INPUT RECORDS section start
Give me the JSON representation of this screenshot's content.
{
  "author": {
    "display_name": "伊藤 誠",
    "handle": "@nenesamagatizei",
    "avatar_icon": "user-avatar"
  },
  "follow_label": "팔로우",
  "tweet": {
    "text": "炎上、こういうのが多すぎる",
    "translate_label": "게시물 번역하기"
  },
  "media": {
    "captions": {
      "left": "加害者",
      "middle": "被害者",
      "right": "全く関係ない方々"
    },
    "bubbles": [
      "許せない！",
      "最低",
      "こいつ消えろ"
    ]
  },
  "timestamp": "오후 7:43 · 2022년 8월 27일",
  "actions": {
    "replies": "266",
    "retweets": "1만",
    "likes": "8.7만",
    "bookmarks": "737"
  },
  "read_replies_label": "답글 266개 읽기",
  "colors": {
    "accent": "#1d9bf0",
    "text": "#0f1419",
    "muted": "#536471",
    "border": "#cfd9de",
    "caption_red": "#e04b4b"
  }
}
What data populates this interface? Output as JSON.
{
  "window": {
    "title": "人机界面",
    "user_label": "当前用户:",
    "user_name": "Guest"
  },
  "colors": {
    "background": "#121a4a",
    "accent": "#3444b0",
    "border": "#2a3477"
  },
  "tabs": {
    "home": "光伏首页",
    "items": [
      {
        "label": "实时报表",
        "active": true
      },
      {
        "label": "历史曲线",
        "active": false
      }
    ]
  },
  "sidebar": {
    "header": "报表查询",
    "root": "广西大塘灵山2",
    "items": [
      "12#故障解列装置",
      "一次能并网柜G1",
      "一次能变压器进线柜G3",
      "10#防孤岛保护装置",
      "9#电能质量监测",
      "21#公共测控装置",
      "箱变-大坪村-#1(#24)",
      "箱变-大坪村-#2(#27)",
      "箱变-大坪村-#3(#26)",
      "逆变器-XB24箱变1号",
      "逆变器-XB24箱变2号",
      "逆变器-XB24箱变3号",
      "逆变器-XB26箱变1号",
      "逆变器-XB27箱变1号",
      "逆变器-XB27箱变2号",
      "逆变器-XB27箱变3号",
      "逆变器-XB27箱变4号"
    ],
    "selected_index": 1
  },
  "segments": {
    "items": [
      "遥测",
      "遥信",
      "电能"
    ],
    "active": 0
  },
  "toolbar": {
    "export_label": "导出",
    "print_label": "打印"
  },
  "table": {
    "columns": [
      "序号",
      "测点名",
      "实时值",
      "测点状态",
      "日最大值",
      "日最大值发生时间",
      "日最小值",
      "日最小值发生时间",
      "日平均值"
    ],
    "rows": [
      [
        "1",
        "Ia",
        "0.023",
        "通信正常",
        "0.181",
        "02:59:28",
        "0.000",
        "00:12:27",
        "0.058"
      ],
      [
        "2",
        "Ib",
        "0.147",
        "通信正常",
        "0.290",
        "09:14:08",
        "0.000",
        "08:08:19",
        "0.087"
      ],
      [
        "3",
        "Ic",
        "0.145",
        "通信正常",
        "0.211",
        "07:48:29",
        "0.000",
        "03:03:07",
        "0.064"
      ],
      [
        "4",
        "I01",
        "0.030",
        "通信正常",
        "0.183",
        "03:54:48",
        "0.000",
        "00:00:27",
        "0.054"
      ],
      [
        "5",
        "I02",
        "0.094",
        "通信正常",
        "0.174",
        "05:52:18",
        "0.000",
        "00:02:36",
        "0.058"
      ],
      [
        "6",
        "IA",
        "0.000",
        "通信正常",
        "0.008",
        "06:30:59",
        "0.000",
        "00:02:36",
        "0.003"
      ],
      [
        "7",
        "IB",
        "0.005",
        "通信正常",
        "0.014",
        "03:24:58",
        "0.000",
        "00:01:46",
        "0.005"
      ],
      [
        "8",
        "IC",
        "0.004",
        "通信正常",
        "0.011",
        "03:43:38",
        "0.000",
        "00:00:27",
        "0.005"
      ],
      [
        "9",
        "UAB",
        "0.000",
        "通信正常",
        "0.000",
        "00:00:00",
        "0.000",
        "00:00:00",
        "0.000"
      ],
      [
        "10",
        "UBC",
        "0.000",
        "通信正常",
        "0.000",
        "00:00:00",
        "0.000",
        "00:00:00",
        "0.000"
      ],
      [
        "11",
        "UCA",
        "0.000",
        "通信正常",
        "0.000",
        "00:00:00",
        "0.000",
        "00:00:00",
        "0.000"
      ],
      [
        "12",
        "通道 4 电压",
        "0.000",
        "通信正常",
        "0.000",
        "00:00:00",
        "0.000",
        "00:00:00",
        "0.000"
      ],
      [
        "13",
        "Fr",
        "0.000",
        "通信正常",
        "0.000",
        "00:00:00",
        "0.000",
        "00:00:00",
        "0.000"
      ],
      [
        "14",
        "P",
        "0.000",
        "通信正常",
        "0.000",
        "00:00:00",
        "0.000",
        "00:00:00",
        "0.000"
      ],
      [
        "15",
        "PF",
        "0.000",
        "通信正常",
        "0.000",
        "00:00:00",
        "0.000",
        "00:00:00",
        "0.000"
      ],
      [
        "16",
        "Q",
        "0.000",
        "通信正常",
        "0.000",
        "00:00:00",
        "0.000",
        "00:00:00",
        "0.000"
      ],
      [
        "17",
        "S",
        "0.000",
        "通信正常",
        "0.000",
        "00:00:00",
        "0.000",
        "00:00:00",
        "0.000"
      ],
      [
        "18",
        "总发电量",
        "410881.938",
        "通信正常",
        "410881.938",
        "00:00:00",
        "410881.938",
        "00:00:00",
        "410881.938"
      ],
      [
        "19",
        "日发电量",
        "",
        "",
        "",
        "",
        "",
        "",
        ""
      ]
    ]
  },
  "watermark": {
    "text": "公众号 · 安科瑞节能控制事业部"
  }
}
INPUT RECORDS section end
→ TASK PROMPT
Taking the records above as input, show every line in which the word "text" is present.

→ PROBLEM SOLUTION
    "text": "炎上、こういうのが多すぎる",
    "text": "#0f1419",
    "text": "公众号 · 安科瑞节能控制事业部"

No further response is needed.